The first ironclad battleship, Gloire, was launched by the French Navy in November 1859. The term ironclad dropped out of use towards the end of the 1890s. New ships were increasingly constructed to a standard pattern and designated battleships or armored cruisers in the late 19th century and early 20th century. The first purpose-built steam battleship was the 90-gun Napoléon in 1850.
About Ironclad warship in brief
The first ironclad battleship, Gloire, was launched by the French Navy in November 1859. After the first clashes of ironclads took place in 1862 during the American Civil War, it became clear that the ironclad had replaced the unarmored ship of the line as the most powerful warship afloat. Ironclads were designed for several roles, including as high seas battleships, coastal defense ships, and long-range cruisers. The term ironclad dropped out of use towards the end of the 1890s. New ships were increasingly constructed to a standard pattern and designated battleships or armored cruisers in the late 19th century and early 20th century. The first purpose-built steam battleship was the 90-gun Napoléon in 1850. The introduction of the steam ship-of-the-line led to a building competition between France and Britain, with the UK taking the lead in production. In the 1820s and 1830s, warships began to mount increasingly heavy guns on sailing ships-of the-line and 68-pounders on steamers. Then, the first explosive shells were introduced by Henri-Joseph Général, and by the 1840s were part of the standard armament for naval powers including the Russian Navy, Imperial Navy and United States. It is often held that the wooden-hulled wooden warship is more practical than the wooden ironclad. The era of the wooden steam ships- of theline was brief, because of more powerful naval guns on 18-pounder guns on 32- pounders and 32-inch guns on steam-line sailing ships.
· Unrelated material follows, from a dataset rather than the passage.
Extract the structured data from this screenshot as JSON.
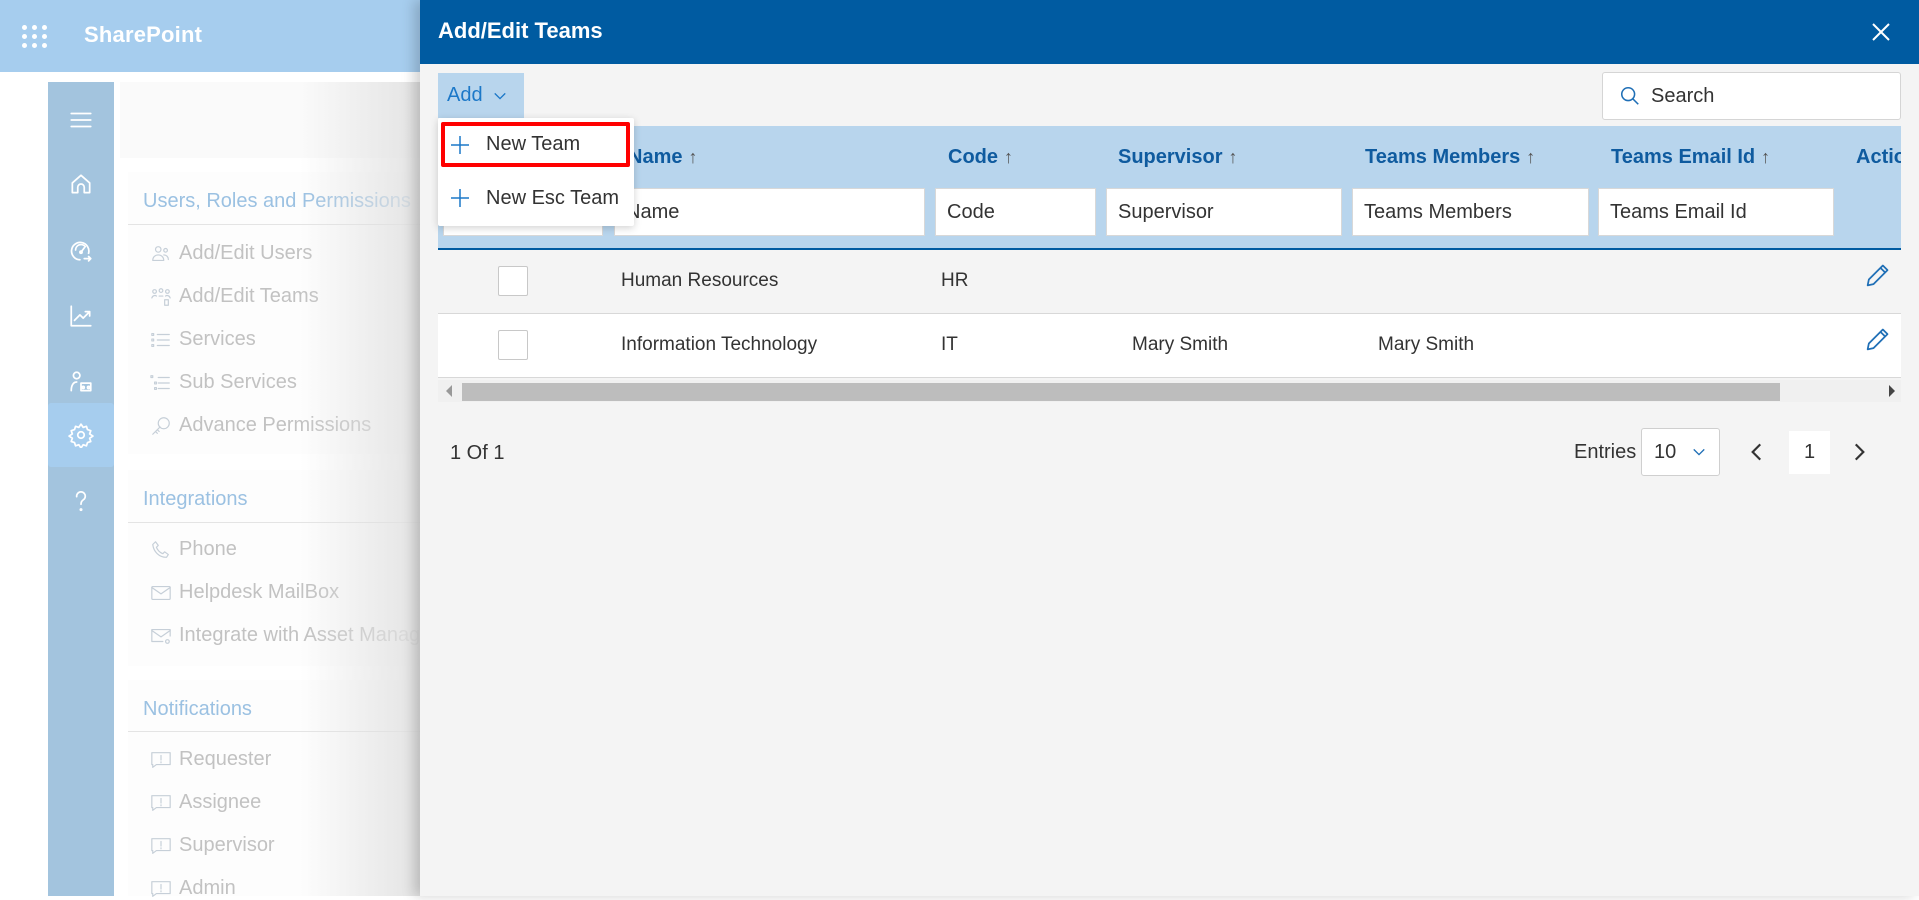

The end of this era was spelled by the Battle of the Sinopopo, in which the Russians defeated an Ottoman squadron at the battle of Pa Pa, spelled the end for the wooden wooden ship- of- the- line. The ironclad is a steam-propelled warship protected by iron or steel armor plates, which were predominantly constructed from 1859 to the early 1890s, and are often held to be the most practical threat to wooden warships. It has three chief characteristics: a metal-skinned hull, steam propulsion and a main armament of guns capable of firing explosive shells. It is only when all three characteristics are present that a fighting ship can properly be called an ironclad, and each of these developments was introduced separately in the decade before the first ironClad was built in the early 1860s. The rapid development of warship design in theLate 19th Century transformed the Ironclad from a wooden- hulled vessel that carried sails to supplement its steam engines into the steel-built, turreted battleships and cruisers familiar in the 20th Century. It was also introduced to make use of the ram or the torpedo, which a number of naval designers considered the important weapons of naval combat. The desire for change came from the ambition of Napoleon III to gain greater influence in Europe, which required a challenge to the British at sea. The Royal Navy built 18 and converted 41.